What you have to do: The response should contain all of the data below, reproduced exactly, and no pictures.
START Supplied data
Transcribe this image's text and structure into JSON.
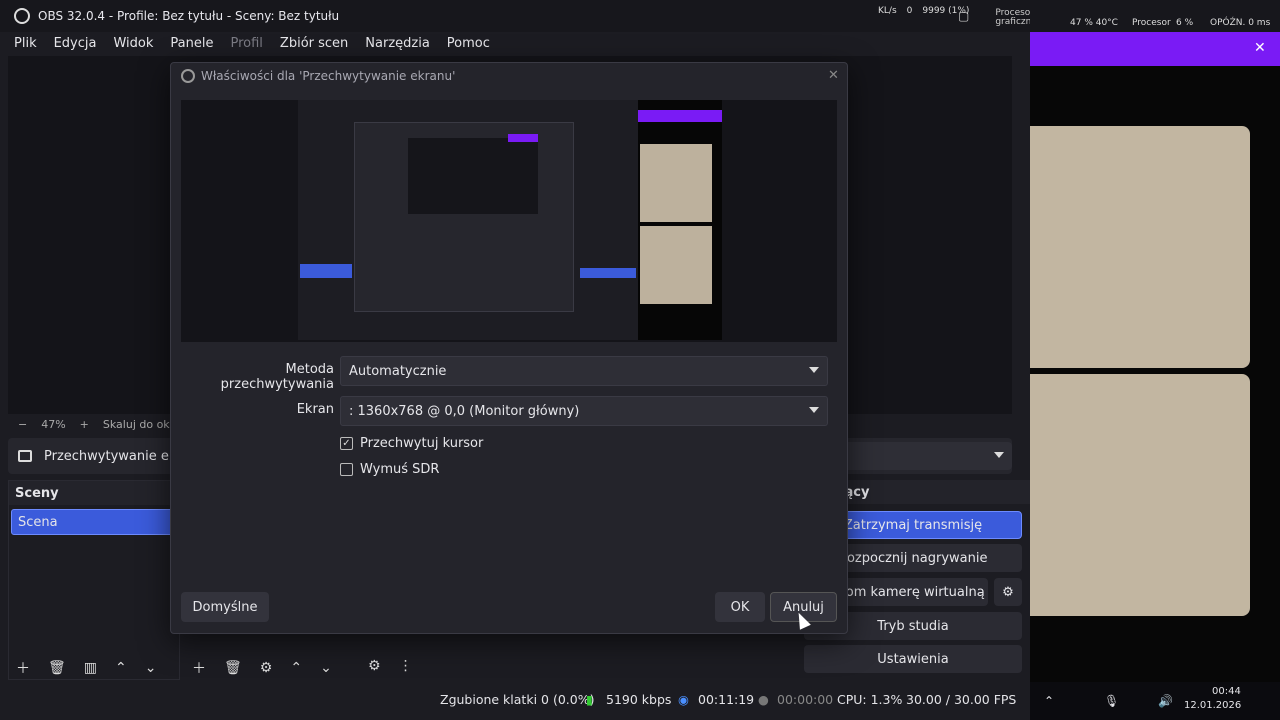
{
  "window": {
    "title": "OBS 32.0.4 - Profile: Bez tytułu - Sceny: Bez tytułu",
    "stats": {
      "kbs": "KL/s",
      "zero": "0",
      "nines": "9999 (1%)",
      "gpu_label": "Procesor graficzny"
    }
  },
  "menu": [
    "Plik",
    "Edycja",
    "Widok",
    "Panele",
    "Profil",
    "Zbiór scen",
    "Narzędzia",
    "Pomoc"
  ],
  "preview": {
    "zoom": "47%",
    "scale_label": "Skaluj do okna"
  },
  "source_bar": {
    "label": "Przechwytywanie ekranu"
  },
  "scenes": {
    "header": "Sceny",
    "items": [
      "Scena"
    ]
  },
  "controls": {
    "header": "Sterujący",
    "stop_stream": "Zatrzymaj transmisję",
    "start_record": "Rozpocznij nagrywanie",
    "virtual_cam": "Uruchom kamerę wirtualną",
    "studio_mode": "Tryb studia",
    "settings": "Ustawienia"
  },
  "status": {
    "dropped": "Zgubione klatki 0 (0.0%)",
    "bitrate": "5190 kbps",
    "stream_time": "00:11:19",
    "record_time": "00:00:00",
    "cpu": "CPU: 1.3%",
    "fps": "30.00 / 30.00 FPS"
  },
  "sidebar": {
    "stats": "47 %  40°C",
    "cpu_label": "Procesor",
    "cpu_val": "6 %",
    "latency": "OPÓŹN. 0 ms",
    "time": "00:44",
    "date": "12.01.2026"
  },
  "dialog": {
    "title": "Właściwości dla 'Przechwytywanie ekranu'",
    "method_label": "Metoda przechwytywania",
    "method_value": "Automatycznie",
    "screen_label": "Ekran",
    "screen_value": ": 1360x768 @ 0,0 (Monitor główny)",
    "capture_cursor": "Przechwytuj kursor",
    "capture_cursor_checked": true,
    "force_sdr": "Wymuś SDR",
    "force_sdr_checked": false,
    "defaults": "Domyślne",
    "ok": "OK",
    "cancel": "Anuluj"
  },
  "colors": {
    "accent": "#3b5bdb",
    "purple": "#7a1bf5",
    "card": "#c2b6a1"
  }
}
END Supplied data
Task response:
Transcribe this image's text and structure into JSON.
{
  "window": {
    "title": "OBS 32.0.4 - Profile: Bez tytułu - Sceny: Bez tytułu",
    "stats": {
      "kbs": "KL/s",
      "zero": "0",
      "nines": "9999 (1%)",
      "gpu_label": "Procesor graficzny"
    }
  },
  "menu": [
    "Plik",
    "Edycja",
    "Widok",
    "Panele",
    "Profil",
    "Zbiór scen",
    "Narzędzia",
    "Pomoc"
  ],
  "preview": {
    "zoom": "47%",
    "scale_label": "Skaluj do okna"
  },
  "source_bar": {
    "label": "Przechwytywanie ekranu"
  },
  "scenes": {
    "header": "Sceny",
    "items": [
      "Scena"
    ]
  },
  "controls": {
    "header": "Sterujący",
    "stop_stream": "Zatrzymaj transmisję",
    "start_record": "Rozpocznij nagrywanie",
    "virtual_cam": "Uruchom kamerę wirtualną",
    "studio_mode": "Tryb studia",
    "settings": "Ustawienia"
  },
  "status": {
    "dropped": "Zgubione klatki 0 (0.0%)",
    "bitrate": "5190 kbps",
    "stream_time": "00:11:19",
    "record_time": "00:00:00",
    "cpu": "CPU: 1.3%",
    "fps": "30.00 / 30.00 FPS"
  },
  "sidebar": {
    "stats": "47 %  40°C",
    "cpu_label": "Procesor",
    "cpu_val": "6 %",
    "latency": "OPÓŹN. 0 ms",
    "time": "00:44",
    "date": "12.01.2026"
  },
  "dialog": {
    "title": "Właściwości dla 'Przechwytywanie ekranu'",
    "method_label": "Metoda przechwytywania",
    "method_value": "Automatycznie",
    "screen_label": "Ekran",
    "screen_value": ": 1360x768 @ 0,0 (Monitor główny)",
    "capture_cursor": "Przechwytuj kursor",
    "capture_cursor_checked": true,
    "force_sdr": "Wymuś SDR",
    "force_sdr_checked": false,
    "defaults": "Domyślne",
    "ok": "OK",
    "cancel": "Anuluj"
  },
  "colors": {
    "accent": "#3b5bdb",
    "purple": "#7a1bf5",
    "card": "#c2b6a1"
  }
}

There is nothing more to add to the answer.